INFORMATION GIVEN section start

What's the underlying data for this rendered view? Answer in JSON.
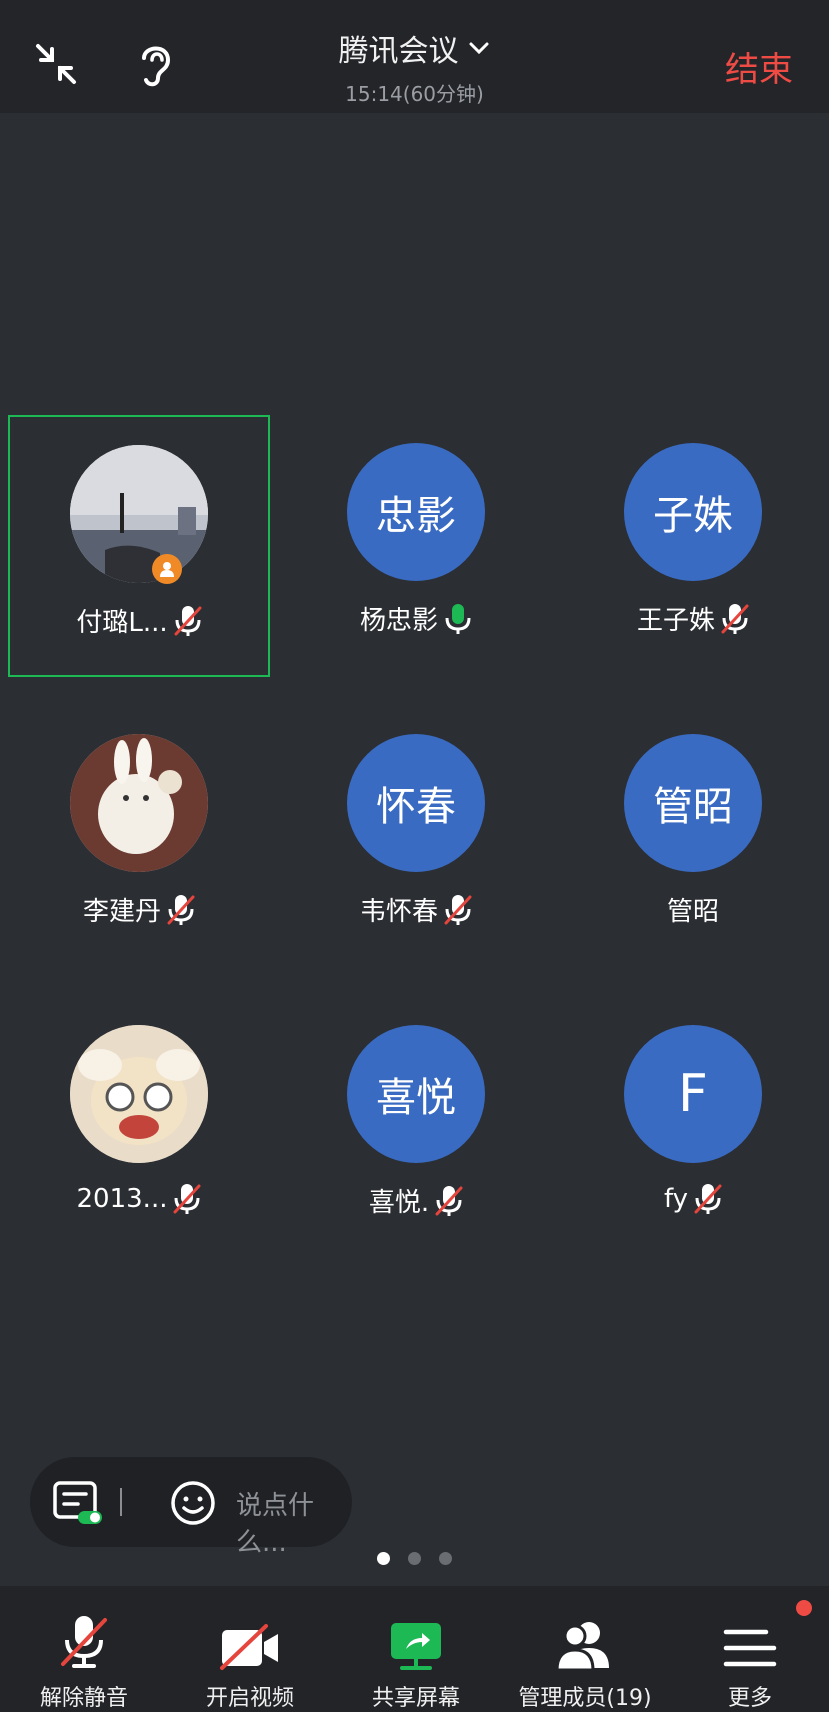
{
  "header": {
    "title": "腾讯会议",
    "subtitle": "15:14(60分钟)",
    "end_label": "结束"
  },
  "participants": [
    {
      "name": "付璐L...",
      "avatar_text": "",
      "mic": "muted",
      "active": true,
      "host": true
    },
    {
      "name": "杨忠影",
      "avatar_text": "忠影",
      "mic": "on"
    },
    {
      "name": "王子姝",
      "avatar_text": "子姝",
      "mic": "muted"
    },
    {
      "name": "李建丹",
      "avatar_text": "",
      "mic": "muted"
    },
    {
      "name": "韦怀春",
      "avatar_text": "怀春",
      "mic": "muted"
    },
    {
      "name": "管昭",
      "avatar_text": "管昭",
      "mic": "none"
    },
    {
      "name": "2013...",
      "avatar_text": "",
      "mic": "muted"
    },
    {
      "name": "喜悦.",
      "avatar_text": "喜悦",
      "mic": "muted"
    },
    {
      "name": "fy",
      "avatar_text": "F",
      "mic": "muted"
    }
  ],
  "chat": {
    "placeholder": "说点什么..."
  },
  "pager": {
    "pages": 3,
    "current": 1
  },
  "toolbar": {
    "unmute": "解除静音",
    "video": "开启视频",
    "share": "共享屏幕",
    "members": "管理成员(19)",
    "more": "更多"
  },
  "colors": {
    "end": "#ef4b45",
    "avatar": "#3a6bc2",
    "active_border": "#1db954",
    "share": "#1db954"
  }
}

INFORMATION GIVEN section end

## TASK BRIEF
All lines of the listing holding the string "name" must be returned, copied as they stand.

## RESPONSE TO THE EXERCISE
      "name": "付璐L...",
      "name": "杨忠影",
      "name": "王子姝",
      "name": "李建丹",
      "name": "韦怀春",
      "name": "管昭",
      "name": "2013...",
      "name": "喜悦.",
      "name": "fy",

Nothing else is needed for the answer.